In 1919, Jung argued in a paper on “The psychological foundations of the belief in spirits” that the collective consciousness becomes active in two situations: At a point of individual crisis and at times of social upheaval. This, in part, explains the popularity of his ideas, given the need for an entire generation to heal from the personal and public scars of two world wars. It possibly also explains why his ideas have been so widely embraced by marketers faced with their own crisis of meaning: The archetype theory promises a neat set of answers to the pressing question of “why” proposed by the likes of Simon Sinek and Jim Collins.
A tenuous link with science
The archetype theory isn’t the product of rigorous scientific study. It wasn’t based on patient analysis of the thoughts and feelings of thousands of test subjects. It is the result of an imagined relationship between the spirit world and the world of the real. The emphasis Jung’s work places on God, the libido, death, fantasy, miracles, myths, medieval alchemy, and religious symbolism suggests a very tenuous relationship with science or the scientific process. In one of his visions, Jung describes a voice that emerges from the spirit of the depths and speaks the following words: “The highest truth is one and the same with the absurd”.

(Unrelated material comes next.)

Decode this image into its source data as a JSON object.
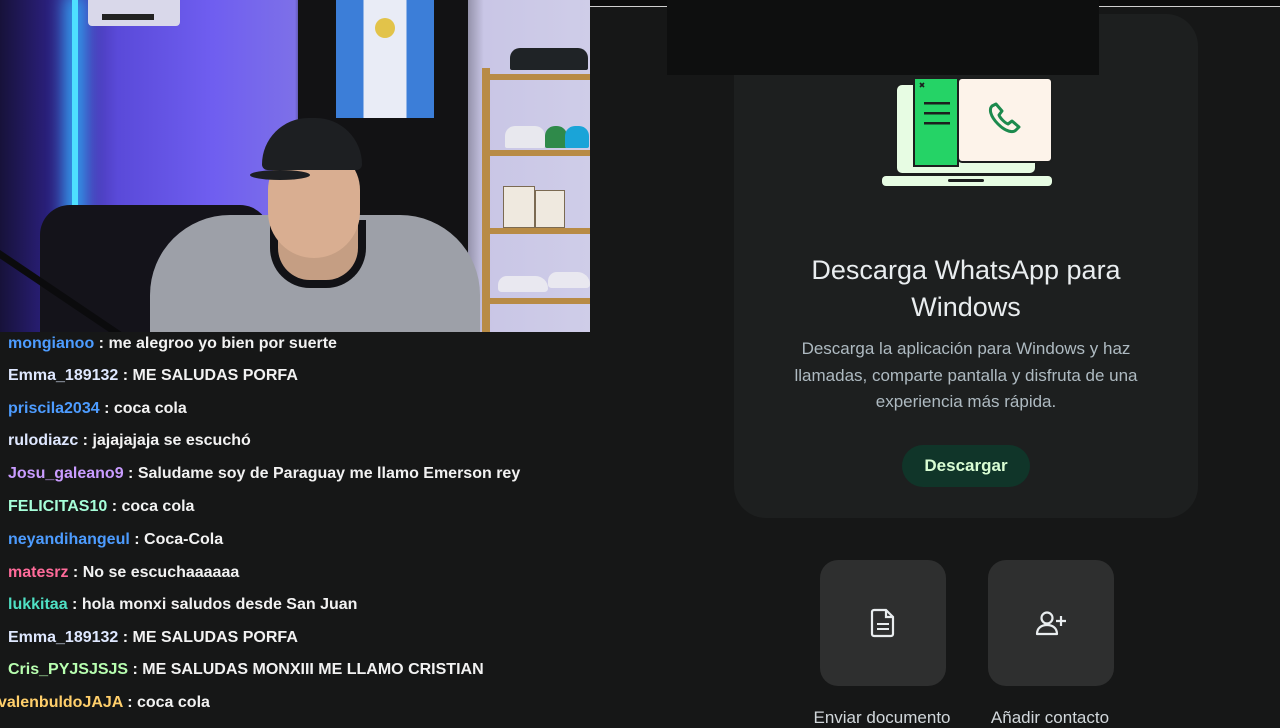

The resulting theory of archetypes can fairly be described as a form of New Age spiritualism. There are twelve days of Christmas, twelve apostles, and twelve signs of the zodiac. It’s no accident that there are twelve archetypes. And a research methodology or brand positioning built on brand archetypes is no more credible or scientific than an approach built on the zodiac. To be clear, I don’t believe this invalidates the theory. It can be helpful as a system for structuring thinking about brands and how they are positioned. But it is only a theory — one of a number of competing ideas that appear, lose relevance and then reappear. It is no more legitimate or useful than Bloom’s Taxonomy, Big Five personality, or De Bono’s Six Hats.
The problem with archetype theory isn’t that it suffers from a lack of scientific rigor; it’s that its evangelists claim it is a universal compass for navigating the world. No such thing is likely to exist. In the absence of a silver bullet for brand positioning, marketers must satisfy themselves with silver buckshot. And that’s not a bad thing at all. It means that we can have more in our strategic toolbox than the blunt hammer of archetype theory. And that we needn’t approach every brand challenge as if it’s a matter of nailing the right archetype. The experience and the outcome of our work are much richer as a result.
Cover image source: h heyerlein